* DATA FOR THIS TASK
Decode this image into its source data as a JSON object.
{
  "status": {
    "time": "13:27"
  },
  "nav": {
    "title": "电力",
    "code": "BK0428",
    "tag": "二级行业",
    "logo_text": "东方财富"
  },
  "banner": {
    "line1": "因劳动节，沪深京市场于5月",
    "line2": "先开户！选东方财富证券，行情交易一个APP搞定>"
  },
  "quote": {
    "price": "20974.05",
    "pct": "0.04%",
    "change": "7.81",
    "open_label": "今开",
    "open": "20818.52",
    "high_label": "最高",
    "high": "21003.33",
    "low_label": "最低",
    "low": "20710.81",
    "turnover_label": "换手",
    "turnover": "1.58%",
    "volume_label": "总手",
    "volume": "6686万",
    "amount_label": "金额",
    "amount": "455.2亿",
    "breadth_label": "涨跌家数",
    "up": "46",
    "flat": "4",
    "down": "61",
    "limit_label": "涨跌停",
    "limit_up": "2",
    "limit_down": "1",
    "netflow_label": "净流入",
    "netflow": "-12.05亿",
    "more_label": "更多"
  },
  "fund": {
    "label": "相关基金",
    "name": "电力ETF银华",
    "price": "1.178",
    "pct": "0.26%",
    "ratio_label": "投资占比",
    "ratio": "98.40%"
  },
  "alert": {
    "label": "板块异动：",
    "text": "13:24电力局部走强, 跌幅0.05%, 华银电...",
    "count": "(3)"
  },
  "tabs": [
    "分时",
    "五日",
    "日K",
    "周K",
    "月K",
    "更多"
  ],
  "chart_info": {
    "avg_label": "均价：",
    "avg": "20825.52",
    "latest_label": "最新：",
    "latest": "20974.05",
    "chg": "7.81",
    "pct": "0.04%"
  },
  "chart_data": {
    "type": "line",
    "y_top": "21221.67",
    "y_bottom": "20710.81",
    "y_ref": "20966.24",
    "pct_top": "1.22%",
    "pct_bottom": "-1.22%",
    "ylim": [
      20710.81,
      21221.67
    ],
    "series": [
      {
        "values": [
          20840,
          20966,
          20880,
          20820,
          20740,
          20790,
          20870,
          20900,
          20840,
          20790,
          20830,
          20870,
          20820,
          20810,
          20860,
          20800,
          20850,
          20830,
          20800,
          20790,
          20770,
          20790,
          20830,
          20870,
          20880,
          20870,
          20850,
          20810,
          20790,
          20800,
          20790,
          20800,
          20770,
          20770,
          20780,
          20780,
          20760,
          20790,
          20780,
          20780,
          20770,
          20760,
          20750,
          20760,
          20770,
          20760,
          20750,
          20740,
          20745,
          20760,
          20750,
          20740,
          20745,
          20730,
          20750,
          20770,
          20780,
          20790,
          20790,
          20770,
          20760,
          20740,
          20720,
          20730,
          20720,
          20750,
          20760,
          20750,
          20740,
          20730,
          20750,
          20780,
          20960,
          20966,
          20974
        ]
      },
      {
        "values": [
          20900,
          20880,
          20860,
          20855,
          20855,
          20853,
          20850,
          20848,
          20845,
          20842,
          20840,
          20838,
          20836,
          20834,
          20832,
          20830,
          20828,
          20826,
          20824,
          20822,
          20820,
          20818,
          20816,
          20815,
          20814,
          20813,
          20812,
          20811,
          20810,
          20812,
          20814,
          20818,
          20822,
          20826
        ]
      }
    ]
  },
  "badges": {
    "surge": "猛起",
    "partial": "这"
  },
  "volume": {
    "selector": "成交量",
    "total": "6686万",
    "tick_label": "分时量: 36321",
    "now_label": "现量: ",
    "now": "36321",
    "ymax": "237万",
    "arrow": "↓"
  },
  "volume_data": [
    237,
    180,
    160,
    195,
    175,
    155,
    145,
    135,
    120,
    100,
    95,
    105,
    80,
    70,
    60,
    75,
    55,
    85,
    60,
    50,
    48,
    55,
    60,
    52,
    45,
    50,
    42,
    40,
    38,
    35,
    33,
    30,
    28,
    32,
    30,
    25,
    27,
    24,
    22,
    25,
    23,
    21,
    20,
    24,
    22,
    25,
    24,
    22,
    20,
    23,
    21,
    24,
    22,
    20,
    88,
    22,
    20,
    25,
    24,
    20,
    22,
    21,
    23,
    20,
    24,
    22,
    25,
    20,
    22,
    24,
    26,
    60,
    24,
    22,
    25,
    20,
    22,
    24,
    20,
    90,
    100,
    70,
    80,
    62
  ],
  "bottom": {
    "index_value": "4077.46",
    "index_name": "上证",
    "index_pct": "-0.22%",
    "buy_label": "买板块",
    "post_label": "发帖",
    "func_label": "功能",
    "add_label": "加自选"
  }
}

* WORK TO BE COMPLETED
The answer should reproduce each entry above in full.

* ANSWER TO THIS EXERCISE
Decode this image into its source data as a JSON object.
{
  "status": {
    "time": "13:27"
  },
  "nav": {
    "title": "电力",
    "code": "BK0428",
    "tag": "二级行业",
    "logo_text": "东方财富"
  },
  "banner": {
    "line1": "因劳动节，沪深京市场于5月",
    "line2": "先开户！选东方财富证券，行情交易一个APP搞定>"
  },
  "quote": {
    "price": "20974.05",
    "pct": "0.04%",
    "change": "7.81",
    "open_label": "今开",
    "open": "20818.52",
    "high_label": "最高",
    "high": "21003.33",
    "low_label": "最低",
    "low": "20710.81",
    "turnover_label": "换手",
    "turnover": "1.58%",
    "volume_label": "总手",
    "volume": "6686万",
    "amount_label": "金额",
    "amount": "455.2亿",
    "breadth_label": "涨跌家数",
    "up": "46",
    "flat": "4",
    "down": "61",
    "limit_label": "涨跌停",
    "limit_up": "2",
    "limit_down": "1",
    "netflow_label": "净流入",
    "netflow": "-12.05亿",
    "more_label": "更多"
  },
  "fund": {
    "label": "相关基金",
    "name": "电力ETF银华",
    "price": "1.178",
    "pct": "0.26%",
    "ratio_label": "投资占比",
    "ratio": "98.40%"
  },
  "alert": {
    "label": "板块异动：",
    "text": "13:24电力局部走强, 跌幅0.05%, 华银电...",
    "count": "(3)"
  },
  "tabs": [
    "分时",
    "五日",
    "日K",
    "周K",
    "月K",
    "更多"
  ],
  "chart_info": {
    "avg_label": "均价：",
    "avg": "20825.52",
    "latest_label": "最新：",
    "latest": "20974.05",
    "chg": "7.81",
    "pct": "0.04%"
  },
  "chart_data": {
    "type": "line",
    "y_top": "21221.67",
    "y_bottom": "20710.81",
    "y_ref": "20966.24",
    "pct_top": "1.22%",
    "pct_bottom": "-1.22%",
    "ylim": [
      20710.81,
      21221.67
    ],
    "series": [
      {
        "values": [
          20840,
          20966,
          20880,
          20820,
          20740,
          20790,
          20870,
          20900,
          20840,
          20790,
          20830,
          20870,
          20820,
          20810,
          20860,
          20800,
          20850,
          20830,
          20800,
          20790,
          20770,
          20790,
          20830,
          20870,
          20880,
          20870,
          20850,
          20810,
          20790,
          20800,
          20790,
          20800,
          20770,
          20770,
          20780,
          20780,
          20760,
          20790,
          20780,
          20780,
          20770,
          20760,
          20750,
          20760,
          20770,
          20760,
          20750,
          20740,
          20745,
          20760,
          20750,
          20740,
          20745,
          20730,
          20750,
          20770,
          20780,
          20790,
          20790,
          20770,
          20760,
          20740,
          20720,
          20730,
          20720,
          20750,
          20760,
          20750,
          20740,
          20730,
          20750,
          20780,
          20960,
          20966,
          20974
        ]
      },
      {
        "values": [
          20900,
          20880,
          20860,
          20855,
          20855,
          20853,
          20850,
          20848,
          20845,
          20842,
          20840,
          20838,
          20836,
          20834,
          20832,
          20830,
          20828,
          20826,
          20824,
          20822,
          20820,
          20818,
          20816,
          20815,
          20814,
          20813,
          20812,
          20811,
          20810,
          20812,
          20814,
          20818,
          20822,
          20826
        ]
      }
    ]
  },
  "badges": {
    "surge": "猛起",
    "partial": "这"
  },
  "volume": {
    "selector": "成交量",
    "total": "6686万",
    "tick_label": "分时量: 36321",
    "now_label": "现量: ",
    "now": "36321",
    "ymax": "237万",
    "arrow": "↓"
  },
  "volume_data": [
    237,
    180,
    160,
    195,
    175,
    155,
    145,
    135,
    120,
    100,
    95,
    105,
    80,
    70,
    60,
    75,
    55,
    85,
    60,
    50,
    48,
    55,
    60,
    52,
    45,
    50,
    42,
    40,
    38,
    35,
    33,
    30,
    28,
    32,
    30,
    25,
    27,
    24,
    22,
    25,
    23,
    21,
    20,
    24,
    22,
    25,
    24,
    22,
    20,
    23,
    21,
    24,
    22,
    20,
    88,
    22,
    20,
    25,
    24,
    20,
    22,
    21,
    23,
    20,
    24,
    22,
    25,
    20,
    22,
    24,
    26,
    60,
    24,
    22,
    25,
    20,
    22,
    24,
    20,
    90,
    100,
    70,
    80,
    62
  ],
  "bottom": {
    "index_value": "4077.46",
    "index_name": "上证",
    "index_pct": "-0.22%",
    "buy_label": "买板块",
    "post_label": "发帖",
    "func_label": "功能",
    "add_label": "加自选"
  }
}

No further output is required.